The agency conducted their review at the request of the Department of Human Resources. A spokesperson there declined to comment. But the Times, following up on their overreported scoop with a short piece, says “investigators conducting the larger inquiry for the Alabama Department of Human Resources continued their work this week.”
Kelley Ragland has been promoted to associate publisher at Minotaur in addition to her current responsibilities as editorial director of the imprint. Andrew Martin, vp, publisher of Minotaur, said in the announcement: “Over the past 22 years Kelley has become one of St. Martin’s most dedicated practitioners and advocates of the mystery and crime fiction trade, creating an impressive standing and profile within and without these Flatiron walls.”
At Dutton, Stephanie Kelly has been promoted to associate editor.
At Kids Can Press, Yasemin Uçar and Stacey Roderick have both been promoted to senior editor.
Robin Barnett has rejoined Zondervan, as director of public relations for the nonfiction trade team, reporting to vp of marketing, Tom Dean. Barnett has been senior publicist at Baker Publishing.
In the UK, Transworld senior editorial director Linda Evans is retiring after 23 years with the company.
The American Academy of Arts and Letters announced their literature prizes, totaling $250,000, going to 18 writers.
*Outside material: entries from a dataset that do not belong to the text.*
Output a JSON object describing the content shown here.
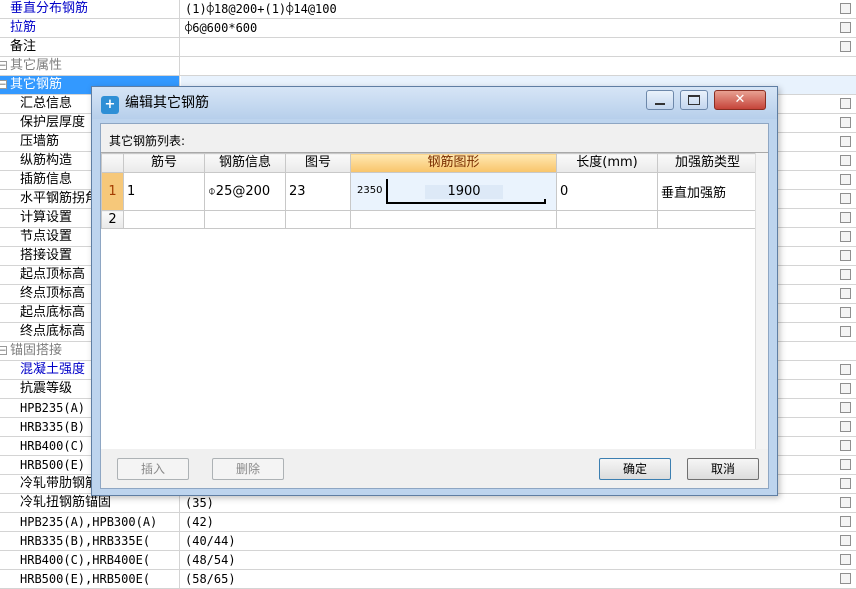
{
  "property_rows": [
    {
      "name": "垂直分布钢筋",
      "value": "(1)⌽18@200+(1)⌽14@100",
      "style": "blue",
      "indent": 10
    },
    {
      "name": "拉筋",
      "value": "⌽6@600*600",
      "style": "blue",
      "indent": 10
    },
    {
      "name": "备注",
      "value": "",
      "style": "",
      "indent": 10
    },
    {
      "name": "其它属性",
      "value": "",
      "style": "grey",
      "indent": 0,
      "toggle": "⊟"
    },
    {
      "name": "其它钢筋",
      "value": "",
      "style": "selected",
      "indent": 0,
      "toggle": "—"
    },
    {
      "name": "汇总信息",
      "value": "",
      "style": "",
      "indent": 20
    },
    {
      "name": "保护层厚度",
      "value": "",
      "style": "",
      "indent": 20
    },
    {
      "name": "压墙筋",
      "value": "",
      "style": "",
      "indent": 20
    },
    {
      "name": "纵筋构造",
      "value": "",
      "style": "",
      "indent": 20
    },
    {
      "name": "插筋信息",
      "value": "",
      "style": "",
      "indent": 20
    },
    {
      "name": "水平钢筋拐角",
      "value": "",
      "style": "",
      "indent": 20
    },
    {
      "name": "计算设置",
      "value": "",
      "style": "",
      "indent": 20
    },
    {
      "name": "节点设置",
      "value": "",
      "style": "",
      "indent": 20
    },
    {
      "name": "搭接设置",
      "value": "",
      "style": "",
      "indent": 20
    },
    {
      "name": "起点顶标高",
      "value": "",
      "style": "",
      "indent": 20
    },
    {
      "name": "终点顶标高",
      "value": "",
      "style": "",
      "indent": 20
    },
    {
      "name": "起点底标高",
      "value": "",
      "style": "",
      "indent": 20
    },
    {
      "name": "终点底标高",
      "value": "",
      "style": "",
      "indent": 20
    },
    {
      "name": "锚固搭接",
      "value": "",
      "style": "grey",
      "indent": 0,
      "toggle": "⊟"
    },
    {
      "name": "混凝土强度",
      "value": "",
      "style": "blue",
      "indent": 20
    },
    {
      "name": "抗震等级",
      "value": "",
      "style": "",
      "indent": 20
    },
    {
      "name": "HPB235(A)",
      "value": "",
      "style": "mono",
      "indent": 20
    },
    {
      "name": "HRB335(B)",
      "value": "",
      "style": "mono",
      "indent": 20
    },
    {
      "name": "HRB400(C)",
      "value": "",
      "style": "mono",
      "indent": 20
    },
    {
      "name": "HRB500(E)",
      "value": "",
      "style": "mono",
      "indent": 20
    },
    {
      "name": "冷轧带肋钢筋",
      "value": "",
      "style": "",
      "indent": 20
    },
    {
      "name": "冷轧扭钢筋锚固",
      "value": "(35)",
      "style": "",
      "indent": 20
    },
    {
      "name": "HPB235(A),HPB300(A)",
      "value": "(42)",
      "style": "mono",
      "indent": 20
    },
    {
      "name": "HRB335(B),HRB335E(",
      "value": "(40/44)",
      "style": "mono",
      "indent": 20
    },
    {
      "name": "HRB400(C),HRB400E(",
      "value": "(48/54)",
      "style": "mono",
      "indent": 20
    },
    {
      "name": "HRB500(E),HRB500E(",
      "value": "(58/65)",
      "style": "mono",
      "indent": 20
    }
  ],
  "dialog": {
    "title": "编辑其它钢筋",
    "list_label": "其它钢筋列表:",
    "columns": [
      "筋号",
      "钢筋信息",
      "图号",
      "钢筋图形",
      "长度(mm)",
      "加强筋类型"
    ],
    "rows": [
      {
        "no": "1",
        "bar_no": "1",
        "rebar_info": "⌽25@200",
        "figure_no": "23",
        "shape_left": "2350",
        "shape_value": "1900",
        "length": "0",
        "type": "垂直加强筋"
      },
      {
        "no": "2",
        "bar_no": "",
        "rebar_info": "",
        "figure_no": "",
        "length": "",
        "type": ""
      }
    ],
    "buttons": {
      "insert": "插入",
      "delete": "删除",
      "ok": "确定",
      "cancel": "取消"
    },
    "window_controls": {
      "close": "✕"
    }
  },
  "colors": {
    "selected_row": "#3399ff",
    "active_column_header": "#f8c46a",
    "dialog_frame": "#bdd4ee"
  }
}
Arts and Letters Awards in Literature will go to Annie Baker, Ann Goldstein, Glenn Greenwald, Lin-Manuel Miranda, Ibrahim Muhawi, Vijay Seshadri, Jeffrey Skinner and Naomi Wallace.
Special awards are going to Adam Thirwell (young writer from the United Kingdom or Ireland); Michael Carroll for Little Reef and Other Stories (first fiction); Cormac McCarthy (outstanding novelist); Amy Rowland (young writer); Will Boast and Lysley Tenorio (residencies at the American Academy in Rome); Tiphanie Yanique for Land of Love and Drowning (young writer); Zachary Lazar (biennial mid-career prize); John Lahr (quality of prose style); and Christopher Paul Curtis (children’s literature).